▸ **Exercise objective**: Go through the records and show each line where the word "Paint" occurs.
╭─ Records for processing
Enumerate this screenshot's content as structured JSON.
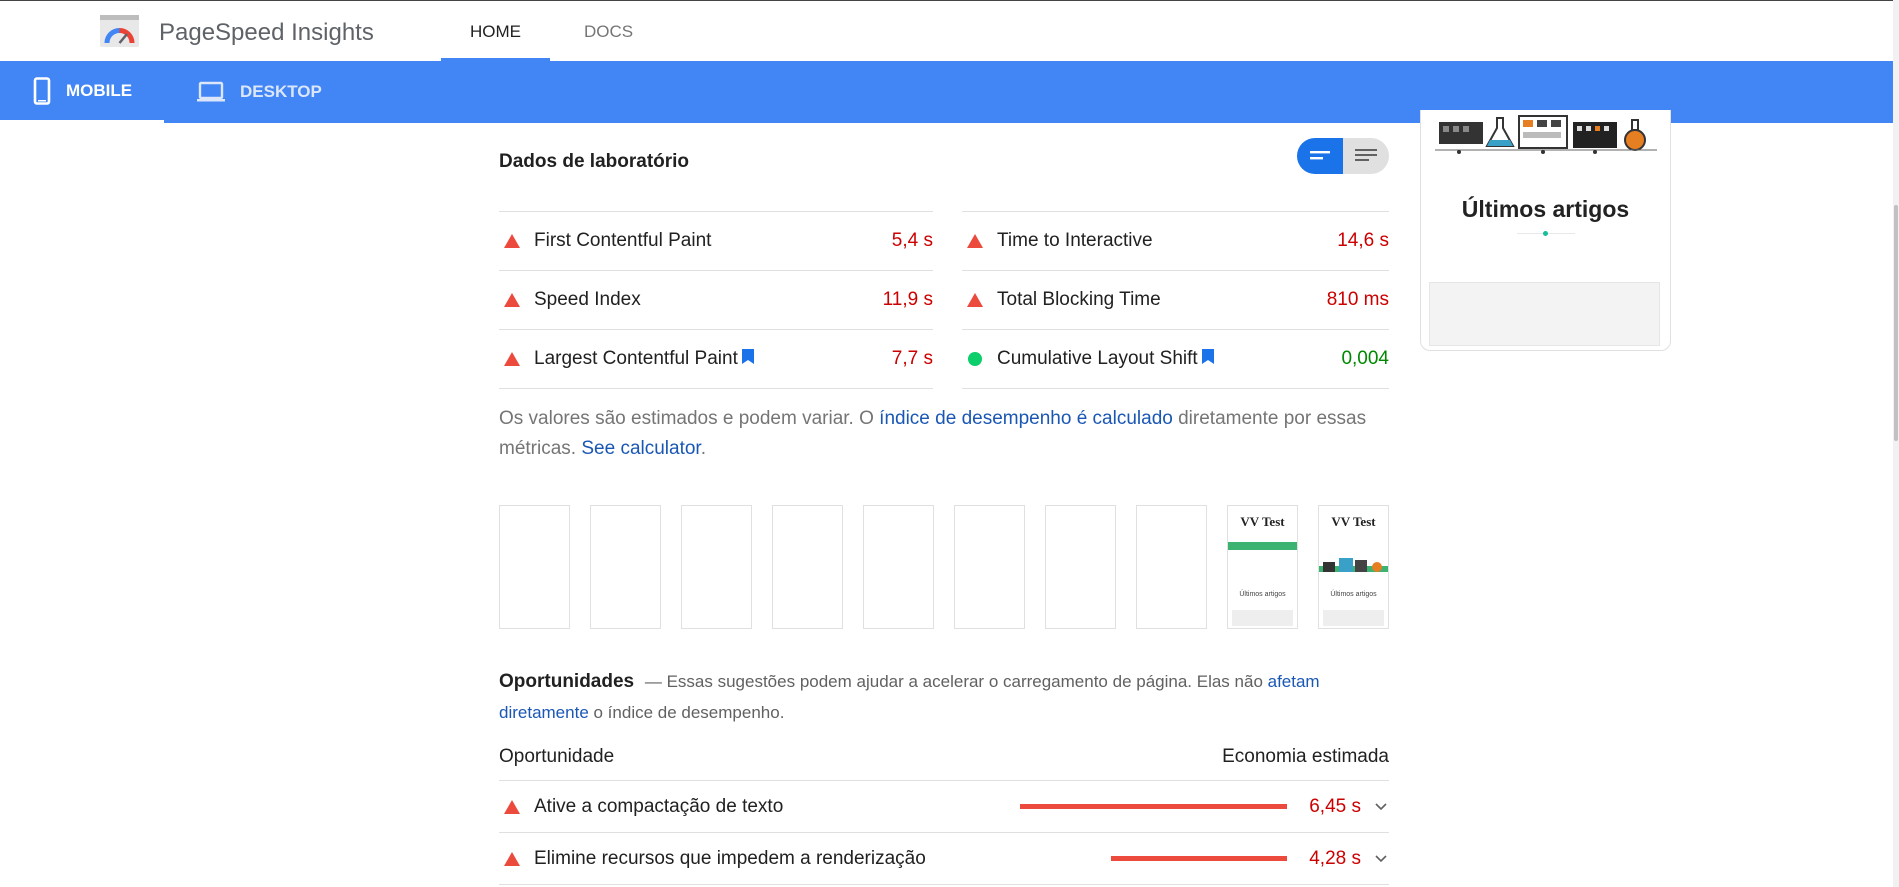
{
  "header": {
    "app_title": "PageSpeed Insights",
    "nav_tabs": [
      {
        "label": "HOME",
        "active": true
      },
      {
        "label": "DOCS",
        "active": false
      }
    ]
  },
  "device_tabs": [
    {
      "label": "MOBILE",
      "icon": "smartphone-icon",
      "active": true
    },
    {
      "label": "DESKTOP",
      "icon": "laptop-icon",
      "active": false
    }
  ],
  "preview": {
    "heading": "Últimos artigos"
  },
  "lab": {
    "title": "Dados de laboratório",
    "metrics": [
      {
        "label": "First Contentful Paint",
        "value": "5,4 s",
        "status": "bad",
        "bookmark": false
      },
      {
        "label": "Time to Interactive",
        "value": "14,6 s",
        "status": "bad",
        "bookmark": false
      },
      {
        "label": "Speed Index",
        "value": "11,9 s",
        "status": "bad",
        "bookmark": false
      },
      {
        "label": "Total Blocking Time",
        "value": "810 ms",
        "status": "bad",
        "bookmark": false
      },
      {
        "label": "Largest Contentful Paint",
        "value": "7,7 s",
        "status": "bad",
        "bookmark": true
      },
      {
        "label": "Cumulative Layout Shift",
        "value": "0,004",
        "status": "good",
        "bookmark": true
      }
    ],
    "disclaimer": {
      "text1": "Os valores são estimados e podem variar. O ",
      "link1": "índice de desempenho é calculado",
      "text2": " diretamente por essas métricas. ",
      "link2": "See calculator",
      "text3": "."
    }
  },
  "filmstrip": {
    "frame_title": "VV Test",
    "frame_subtitle": "Últimos artigos"
  },
  "opportunities": {
    "title": "Oportunidades",
    "desc1": "— Essas sugestões podem ajudar a acelerar o carregamento de página. Elas não ",
    "desc_link": "afetam diretamente",
    "desc2": " o índice de desempenho.",
    "col_left": "Oportunidade",
    "col_right": "Economia estimada",
    "rows": [
      {
        "label": "Ative a compactação de texto",
        "value": "6,45 s",
        "savings_fraction": 1.0
      },
      {
        "label": "Elimine recursos que impedem a renderização",
        "value": "4,28 s",
        "savings_fraction": 0.66
      }
    ]
  },
  "colors": {
    "brand_blue": "#4285f4",
    "fail_red": "#eb4a3d",
    "pass_green": "#0cce6b"
  }
}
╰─
▸ **Result of this task**:
        "label": "First Contentful Paint",
        "label": "Largest Contentful Paint",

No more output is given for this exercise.